Anzac Hill Memorial lookout
Alice Springs, a town in the centre of the Australian Outback, is home to the notable monument Anzac Hill Memorial lookout. Panoramic views of the town and the neighbouring MacDonnell Mountains are available from the overlook, perched on a hill.
To honour the Australian and New Zealand Army Corps (ANZAC) men who fought and lost their lives in World War I, the Anzac Hill Memorial lookout was built. Because of the hill's advantageous location above the town, where it would be perfect for both an adventurer and a memorial, it was chosen as the location for the monument.
The memorial's lookout was built in 1934 and formally inaugurated in 1935. The monument, which resembles an obelisk and is made of local sandstone, is tall and 10 metres (33 feet). Plaques honouring ANZAC service members who died in World War I and those who fought in previous battles are included at the memorial.
Anzac Hill Memorial overlook is a well-liked tourist destination that gives tourists a unique view of Alice Springs and its surroundings. The lookout is easily reached by ascending a few stairs, and the top of the hill is home to numerous picnic tables and seats, making it an excellent place for a picnic or a rest break.
The annual Anzac Day dawn ceremony, conducted on April 25 to remember the ANZAC soldiers who fought and died in World War I, is just one of the critical events at the Anzac Hill Memorial viewpoint is an important location for the neighbourhood.

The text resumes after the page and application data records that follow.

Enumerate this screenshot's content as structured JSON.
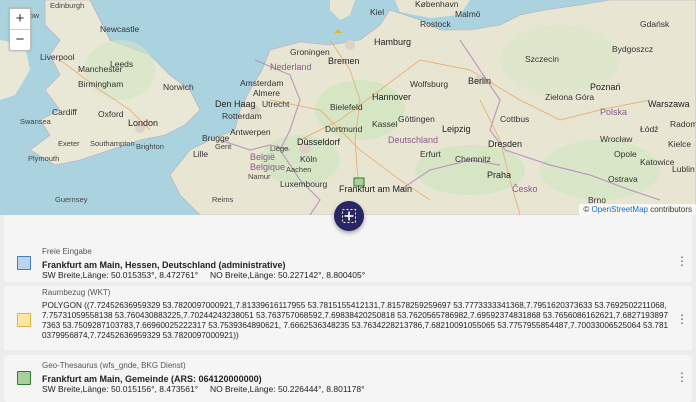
{
  "map": {
    "zoom_in": "+",
    "zoom_out": "−",
    "attribution_prefix": "© ",
    "attribution_link": "OpenStreetMap",
    "attribution_suffix": " contributors",
    "labels": {
      "edinburgh": "Edinburgh",
      "glasgow": "Glasgow",
      "newcastle": "Newcastle",
      "leeds": "Leeds",
      "liverpool": "Liverpool",
      "manchester": "Manchester",
      "birmingham": "Birmingham",
      "norwich": "Norwich",
      "cardiff": "Cardiff",
      "london": "London",
      "oxford": "Oxford",
      "swansea": "Swansea",
      "exeter": "Exeter",
      "plymouth": "Plymouth",
      "portsmouth": "Portsmouth",
      "brighton": "Brighton",
      "southampton": "Southampton",
      "guernsey": "Guernsey",
      "groningen": "Groningen",
      "nederland": "Nederland",
      "amsterdam": "Amsterdam",
      "den_haag": "Den Haag",
      "rotterdam": "Rotterdam",
      "antwerpen": "Antwerpen",
      "brugge": "Brugge",
      "gent": "Gent",
      "belgie": "België",
      "belgique": "Belgique",
      "lille": "Lille",
      "hamburg": "Hamburg",
      "bremen": "Bremen",
      "hannover": "Hannover",
      "berlin": "Berlin",
      "leipzig": "Leipzig",
      "dresden": "Dresden",
      "deutschland": "Deutschland",
      "dusseldorf": "Düsseldorf",
      "koln": "Köln",
      "dortmund": "Dortmund",
      "bielefeld": "Bielefeld",
      "frankfurt": "Frankfurt am Main",
      "luxembourg": "Luxembourg",
      "praha": "Praha",
      "cesko": "Česko",
      "poznan": "Poznań",
      "wroclaw": "Wrocław",
      "lodz": "Łódź",
      "warszawa": "Warszawa",
      "polska": "Polska",
      "bydgoszcz": "Bydgoszcz",
      "szczecin": "Szczecin",
      "gdansk": "Gdańsk",
      "katowice": "Katowice",
      "ostrava": "Ostrava",
      "malmo": "Malmö",
      "kobenhavn": "København",
      "kiel": "Kiel",
      "rostock": "Rostock",
      "chemnitz": "Chemnitz",
      "erfurt": "Erfurt",
      "kassel": "Kassel",
      "lublin": "Lublin",
      "radom": "Radom",
      "kielce": "Kielce",
      "opole": "Opole",
      "zielona": "Zielona Góra",
      "cottbus": "Cottbus",
      "wolfsburg": "Wolfsburg",
      "gottingen": "Göttingen",
      "brno": "Brno",
      "reims": "Reims",
      "namur": "Namur",
      "liege": "Liège",
      "aachen": "Aachen",
      "utrecht": "Utrecht",
      "almere": "Almere"
    }
  },
  "results": [
    {
      "category": "Freie Eingabe",
      "title": "Frankfurt am Main, Hessen, Deutschland (administrative)",
      "coords": "SW Breite,Länge: 50.015353°, 8.472761°     NO Breite,Länge: 50.227142°, 8.800405°",
      "swatch_border": "#3f7fbf",
      "swatch_fill": "#bcd4ec"
    },
    {
      "category": "Raumbezug (WKT)",
      "wkt": "POLYGON ((7.72452636959329 53.7820097000921,7.81339616117955 53.7815155412131,7.81578259259697 53.7773333341368,7.7951620373633 53.7692502211068,7.75731059558138 53.760430883225,7.70244243238051 53.763757068592,7.69838420250818 53.7620565786982,7.69592374831868 53.7656086162621,7.68271938977363 53.7509287103783,7.66960025222317 53.7539364890621, 7.6662536348235 53.7634228213786,7.68210091055065 53.7757955854487,7.70033006525064 53.7810379956874,7.72452636959329 53.7820097000921))",
      "swatch_border": "#e0b63a",
      "swatch_fill": "#fbe6a4"
    },
    {
      "category": "Geo-Thesaurus (wfs_gnde, BKG Dienst)",
      "title": "Frankfurt am Main, Gemeinde (ARS: 064120000000)",
      "coords": "SW Breite,Länge: 50.015156°, 8.473561°     NO Breite,Länge: 50.226444°, 8.801178°",
      "swatch_border": "#2f7a35",
      "swatch_fill": "#a7cf9a"
    }
  ]
}
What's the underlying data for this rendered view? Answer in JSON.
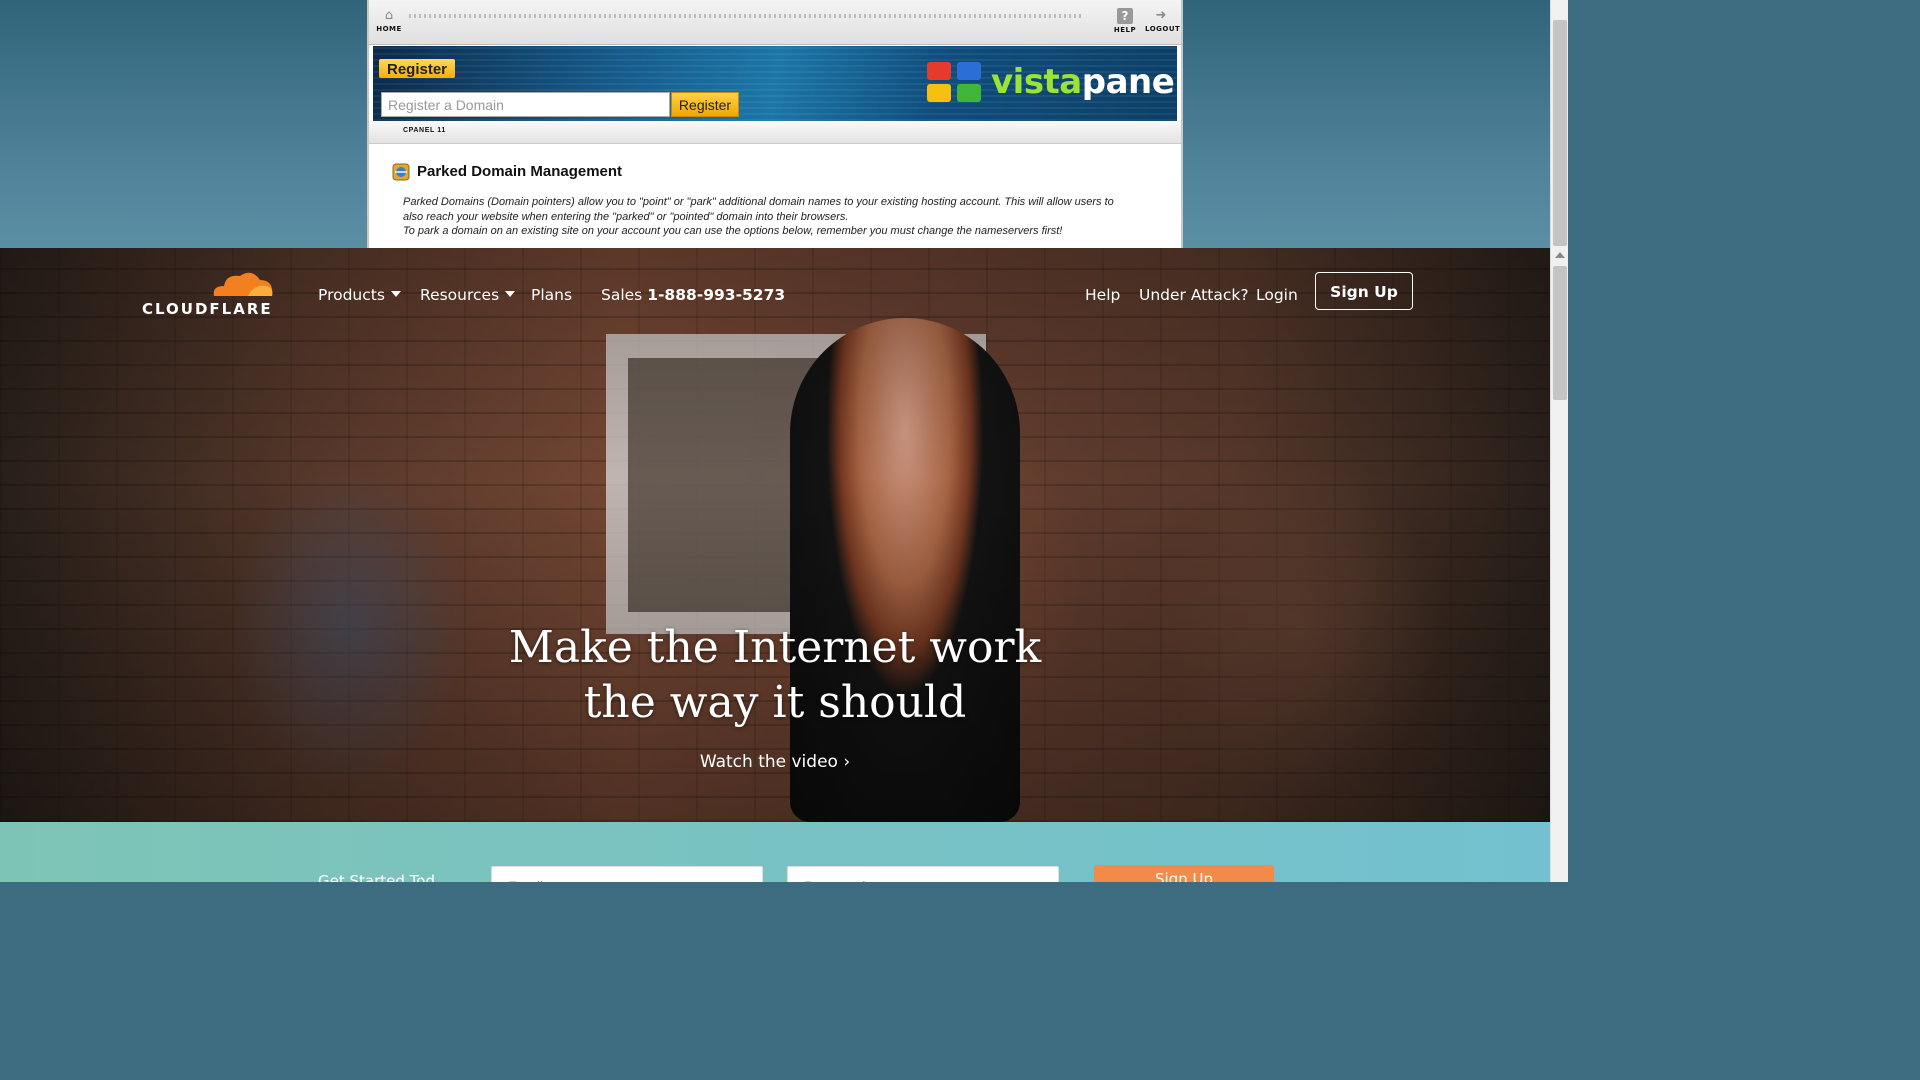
{
  "vistapanel": {
    "home_label": "HOME",
    "help_label": "HELP",
    "logout_label": "LOGOUT",
    "register_label": "Register",
    "domain_input_placeholder": "Register a Domain",
    "register_button": "Register",
    "brand_part1": "vista",
    "brand_part2": "panel",
    "cpanel_label": "CPANEL 11",
    "section_title": "Parked Domain Management",
    "desc_line1": "Parked Domains (Domain pointers) allow you to \"point\" or \"park\" additional domain names to your existing hosting account. This will allow users to",
    "desc_line2": "also reach your website when entering the \"parked\" or \"pointed\" domain into their browsers.",
    "desc_line3": "To park a domain on an existing site on your account you can use the options below, remember you must change the nameservers first!"
  },
  "cloudflare": {
    "logo_text": "CLOUDFLARE",
    "nav": {
      "products": "Products",
      "resources": "Resources",
      "plans": "Plans",
      "sales_label": "Sales",
      "sales_number": "1-888-993-5273",
      "help": "Help",
      "under_attack": "Under Attack?",
      "login": "Login",
      "sign_up": "Sign Up"
    },
    "headline_line1": "Make the Internet work",
    "headline_line2": "the way it should",
    "watch_video": "Watch the video ›",
    "get_started": {
      "label": "Get Started Tod",
      "email_placeholder": "Email",
      "password_placeholder": "Password",
      "button": "Sign Up"
    },
    "colors": {
      "brand_orange": "#f38020",
      "signup_orange": "#f28a4a"
    }
  }
}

Along with the monument and lookout, Anzac Hill's vicinity is home to several additional tourist hotspots, such as the Alice Springs Telegraph Station, the Royal Flying Medical Service Museum, and the Alice Springs Desert Park.